A naturally occurring lipid in the lungs helps fight viral infections.
While looking for clues to how the lungs defend against viruses, bacteria and other airborne microbial threats, Dennis Voelker, PhD, and Mari Numata, PhD, MD, discovered how POPG in the liquid that lines the far reaches of the lungs defends against viral invaders.
Women account for 80 percent of patients with autoimmune diseases such as lupus and rheumatoid arthritis. Researchers at National Jewish Health have discovered an immune cell that accumulates in females and those prone to autoimmune diseases. Understanding why and how these “Age-associated B Cells” arise could lead to new therapies for autoimmune diseases, which currently have no cure.
How the Lungs Protect

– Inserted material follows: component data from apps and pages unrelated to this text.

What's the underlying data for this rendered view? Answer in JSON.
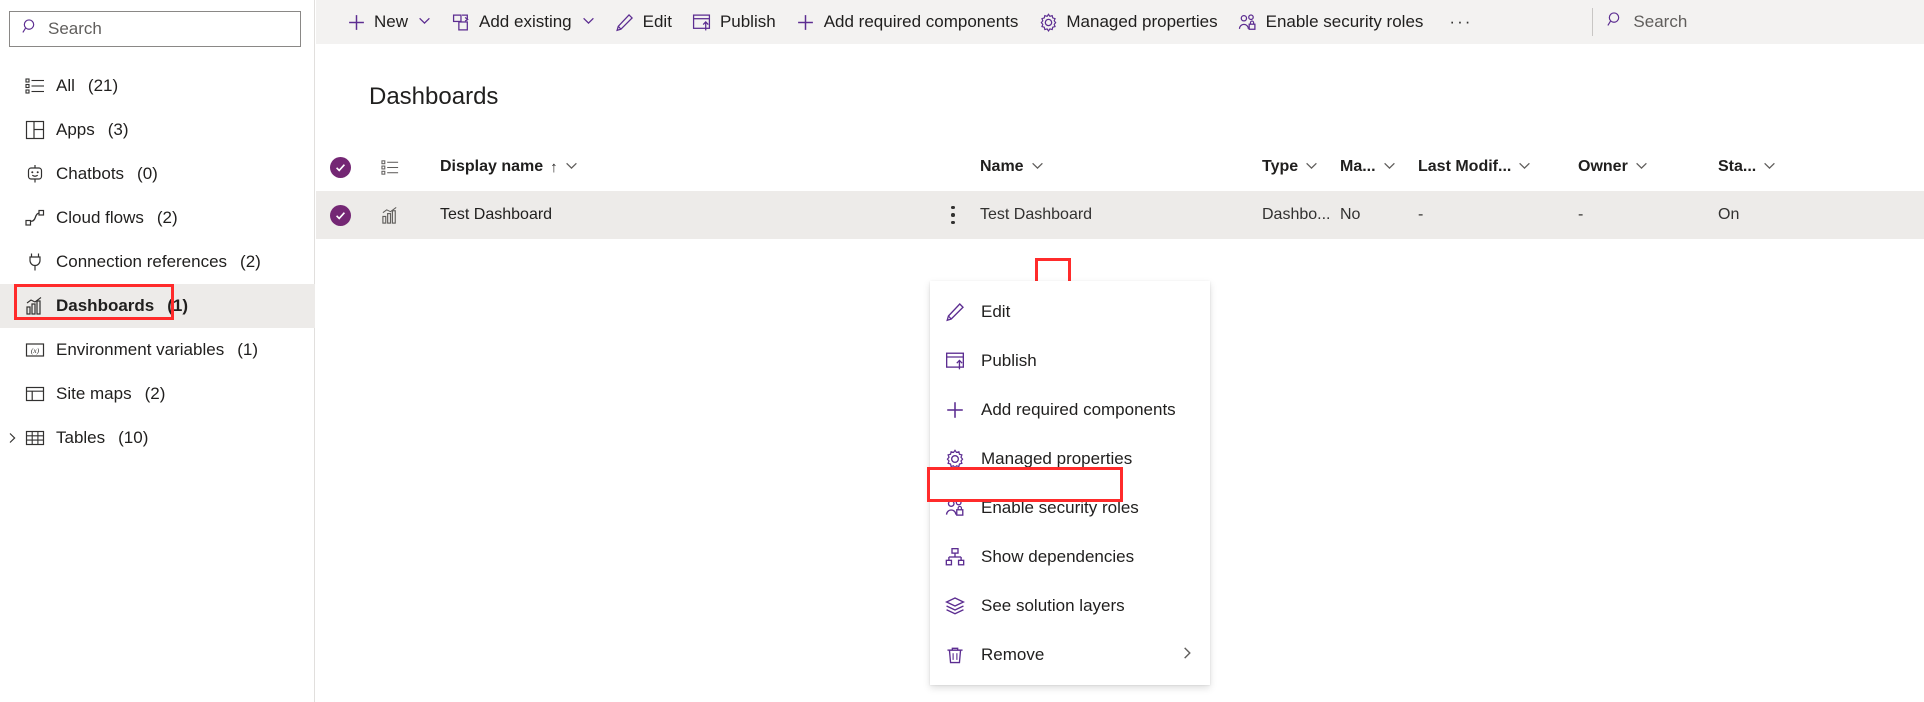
{
  "sidebar": {
    "search": {
      "placeholder": "Search",
      "icon": "search-icon"
    },
    "items": [
      {
        "label": "All",
        "count": "(21)",
        "icon": "list-icon",
        "selected": false,
        "expander": ""
      },
      {
        "label": "Apps",
        "count": "(3)",
        "icon": "apps-grid-icon",
        "selected": false,
        "expander": ""
      },
      {
        "label": "Chatbots",
        "count": "(0)",
        "icon": "chatbot-icon",
        "selected": false,
        "expander": ""
      },
      {
        "label": "Cloud flows",
        "count": "(2)",
        "icon": "cloud-flow-icon",
        "selected": false,
        "expander": ""
      },
      {
        "label": "Connection references",
        "count": "(2)",
        "icon": "connection-plug-icon",
        "selected": false,
        "expander": ""
      },
      {
        "label": "Dashboards",
        "count": "(1)",
        "icon": "dashboard-chart-icon",
        "selected": true,
        "expander": ""
      },
      {
        "label": "Environment variables",
        "count": "(1)",
        "icon": "variable-icon",
        "selected": false,
        "expander": ""
      },
      {
        "label": "Site maps",
        "count": "(2)",
        "icon": "sitemap-layout-icon",
        "selected": false,
        "expander": ""
      },
      {
        "label": "Tables",
        "count": "(10)",
        "icon": "table-grid-icon",
        "selected": false,
        "expander": "chevron-right-icon"
      }
    ]
  },
  "toolbar": {
    "items": [
      {
        "label": "New",
        "icon": "plus-icon",
        "caret": true
      },
      {
        "label": "Add existing",
        "icon": "add-existing-icon",
        "caret": true
      },
      {
        "label": "Edit",
        "icon": "pencil-icon",
        "caret": false
      },
      {
        "label": "Publish",
        "icon": "publish-icon",
        "caret": false
      },
      {
        "label": "Add required components",
        "icon": "plus-icon",
        "caret": false
      },
      {
        "label": "Managed properties",
        "icon": "gear-icon",
        "caret": false
      },
      {
        "label": "Enable security roles",
        "icon": "security-roles-icon",
        "caret": false
      },
      {
        "label": "···",
        "icon": "overflow-icon",
        "caret": false
      }
    ],
    "search": {
      "placeholder": "Search",
      "icon": "search-icon"
    }
  },
  "main": {
    "title": "Dashboards",
    "columns": {
      "display_name": "Display name",
      "name": "Name",
      "type": "Type",
      "managed": "Ma...",
      "last_modified": "Last Modif...",
      "owner": "Owner",
      "status": "Sta..."
    },
    "sort_indicator": "↑",
    "rows": [
      {
        "selected": true,
        "row_icon": "dashboard-chart-icon",
        "display_name": "Test Dashboard",
        "name": "Test Dashboard",
        "type": "Dashbo...",
        "managed": "No",
        "last_modified": "-",
        "owner": "-",
        "status": "On"
      }
    ]
  },
  "context_menu": {
    "items": [
      {
        "label": "Edit",
        "icon": "pencil-icon",
        "submenu": false,
        "highlighted": false
      },
      {
        "label": "Publish",
        "icon": "publish-icon",
        "submenu": false,
        "highlighted": false
      },
      {
        "label": "Add required components",
        "icon": "plus-icon",
        "submenu": false,
        "highlighted": false
      },
      {
        "label": "Managed properties",
        "icon": "gear-icon",
        "submenu": false,
        "highlighted": false
      },
      {
        "label": "Enable security roles",
        "icon": "security-roles-icon",
        "submenu": false,
        "highlighted": true
      },
      {
        "label": "Show dependencies",
        "icon": "dependencies-icon",
        "submenu": false,
        "highlighted": false
      },
      {
        "label": "See solution layers",
        "icon": "layers-icon",
        "submenu": false,
        "highlighted": false
      },
      {
        "label": "Remove",
        "icon": "trash-icon",
        "submenu": true,
        "highlighted": false
      }
    ]
  },
  "colors": {
    "accent_purple": "#5c2d91",
    "selection_purple": "#742774",
    "highlight_red": "#ff2b2b",
    "toolbar_bg": "#f3f2f1",
    "row_selected_bg": "#edebe9",
    "text": "#201f1e"
  }
}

Humans inhale a lot of air. Each one of us, sick or healthy, inhales thousands of liters of air every day. The lungs absorb nourishing oxygen and remove carbon dioxide, while protecting against irritants, pollutants and infectious organisms carried in with the inhaled air. Drs. Voelker and Numata sought to understand how the lungs protect us from potential airborne threats.
Dr. Voelker explains more:

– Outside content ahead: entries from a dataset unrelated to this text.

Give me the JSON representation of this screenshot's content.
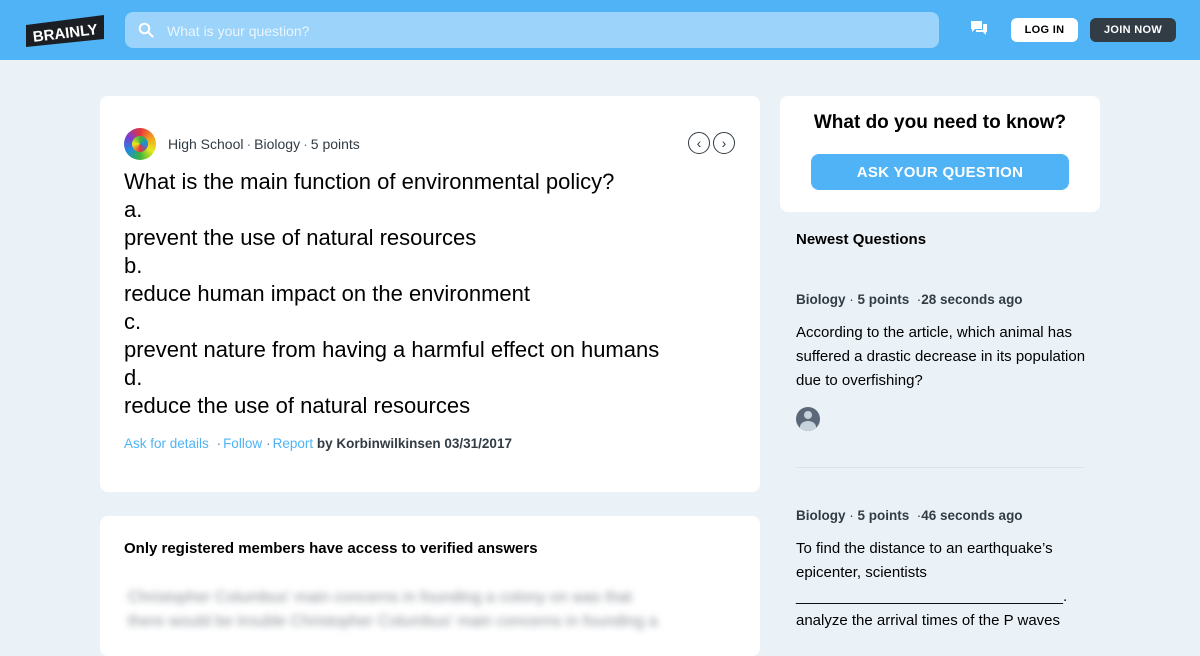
{
  "header": {
    "logo_text": "BRAINLY",
    "search_placeholder": "What is your question?",
    "login_label": "LOG IN",
    "join_label": "JOIN NOW",
    "colors": {
      "bar": "#4fb3f6",
      "join": "#323c45"
    }
  },
  "question": {
    "level": "High School",
    "subject": "Biology",
    "points": "5 points",
    "lines": [
      "What is the main function of environmental policy?",
      "a.",
      "prevent the use of natural resources",
      "b.",
      "reduce human impact on the environment",
      "c.",
      "prevent nature from having a harmful effect on humans",
      "d.",
      "reduce the use of natural resources"
    ],
    "actions": {
      "ask_details": "Ask for details",
      "follow": "Follow",
      "report": "Report",
      "by": "by Korbinwilkinsen 03/31/2017"
    }
  },
  "answer": {
    "title": "Only registered members have access to verified answers",
    "blurred_lines": [
      "Christopher Columbus' main concerns in founding a colony on was that",
      "there would be trouble Christopher Columbus' main concerns in founding a"
    ]
  },
  "sidebar": {
    "ask_title": "What do you need to know?",
    "ask_button": "ASK YOUR QUESTION",
    "newest_title": "Newest Questions",
    "questions": [
      {
        "subject": "Biology",
        "points": "5 points",
        "time": "28 seconds ago",
        "text": "According to the article, which animal has suffered a drastic decrease in its population due to overfishing?"
      },
      {
        "subject": "Biology",
        "points": "5 points",
        "time": "46 seconds ago",
        "text": "To find the distance to an earthquake’s epicenter, scientists ________________________________. analyze the arrival times of the P waves"
      }
    ]
  }
}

They looked at surfactant, the fluid coating the air sacs at the far ends of the lungs, where oxygen is absorbed. While investigating two prominent proteins in the surfactant, they unexpectedly discovered a lesser known lipid that shaped the immune response to a much greater degree. Drs. Voelker and Numata found that the lipid, known as POPG*, defends specifically against major respiratory viruses; it prevents infection and reduces damaging inflammation by attaching tightly to various pathogenic viruses, including the flu, respiratory syncytial virus and the common cold virus.
POPG could be an important, inexpensive and novel approach for the prevention and treatment of influenza and other respiratory viral infections. It is relatively inexpensive and easy to manufacture. Cell cultures and animal research suggest that inhaling extra POPG significantly boosts the immune response against viral infections. National Jewish Health, Dr. Voelker and Dr. Numata have received patents covering the immune function of POPG and several similar lipids. The researchers continue their investigations while seeking support for larger, more expensive experiments needed to move POPG and similar molecules toward clinical application.